General Chart of Delaware and Chesapeake Bays and the Sea Coast from Cape May to Cape Henry.
1882 (dated) 31.5 x 25 in (80.01 x 63.5 cm)
1 : 400000
An extraordinary 1882 U.S. Coast Survey nautical chart or maritime map of the Chesapeake Bay and Delaware Bay. This is one of the rarest and most desirable charts issued by the U.S. Coast Survey. Centered in the Chesapeake Bay this ma covers from Norfolk Virginia and Cape Henry north to Cape Map and Charlestown. The map includes the cities of Washington D.C., Baltimore, Richmond, Fredericksburg and Petersburg, among lesser centers. While this map offers only minimal inland detail, the maritime detail is extraordinary. Offers thousands of depth soundingx throughout and identifies various important bays, sounds, islands, shoals and other undersea dangers, lighthouses, beacons, rivers, etc. Detailed sailing instructions for the Chesapeake Bay appear in the lower left quadrant. Sailing instructions for the Delaware Bay appear in the upper right. Notes on lighthouses in the lower left quadrant and on tides in the upper right.
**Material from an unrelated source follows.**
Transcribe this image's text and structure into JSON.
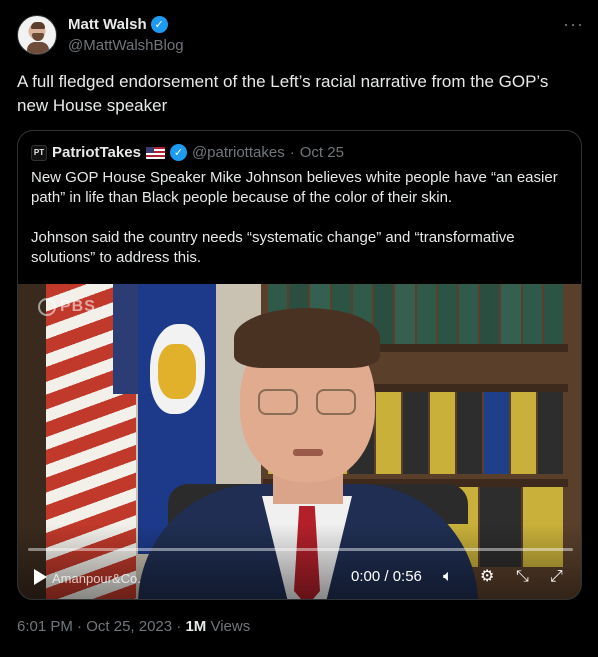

This chart originally prepared in 1855 under the supervision of F.R. Hassler and A. D. Bache, two of the most influential Superintendents in the history of the Coast Survey. The present example has been updated to 1882. It is noteworthy that this chart is a standalone issue on thick stock, not the more common folding variant issued with the annual Superintendent's Report
The Office of the Coast Survey, founded in 1807 by President Thomas Jefferson and Secretary of Commerce Albert Gallatin, is the oldest scientific organization in the U.S. Federal Government. Jefferson created the "Survey of the Coast," as it was then called, in response to a need for accurate navigational charts of the new nation's coasts and harbors. The spirit of the Coast Survey was defined by its first two superintendents. The first superintendent of the Coast Survey was Swiss immigrant and West Point mathematics professor Ferdinand Hassler. Under the direction of Hassler, from 1816 to 1843, the ideological and scientific foundations for the Coast Survey were established. These included using the most advanced techniques and most sophisticated equipment as well as an unstinting attention to detail. Hassler devised a labor intensive triangulation system whereby the entire coast was divided into a series of enormous triangles. These were in turn subdivided into smaller triangulation units that were then individually surveyed. Employing this exacting technique on such a massive scale had never before been attempted. Consequently, Hassler and the Coast Survey under him developed a reputation for uncompromising dedication to the principles of accuracy and excellence. Unfortunately, despite being a masterful surveyor, Hassler was abrasive and politically unpopular, twice losing congressional funding for the Coast Survey. Nonetheless, Hassler led the Coast Survey until his death in 1843, at which time Alexander Dallas Bache, a great-grandson of Benjamin Franklin, took the helm. Bache was fully dedicated to the principles established by Hassler, but proved more politically astute and successfully lobbied Congress to liberally fund the endeavor. Under the leadership of A. D. Bache, the Coast Survey completed its most important work. Moreover, during his long tenure with the Coast Survey, from 1843 to 1865, Bache was a steadfast advocate of American science and navigation and in fact founded the American Academy of Sciences. Bache was succeeded by Benjamin Pierce who ran the Survey from 1867 to 1874. Pierce was in turn succeeded by Carlile Pollock Patterson who was Superintendent from 1874 to 1881. In 1878, under Patterson's superintendence, the U.S. Coast Survey was reorganized as the U.S. Coast and Geodetic Survey (C & GS) to accommodate topographic as well as nautical surveys. Today the Coast Survey is part of the National Oceanic and Atmospheric Administration or NOAA as the National Geodetic Survey.
Very good condition.
Swem, E. G., Maps Relating to Virginia, no. 1212.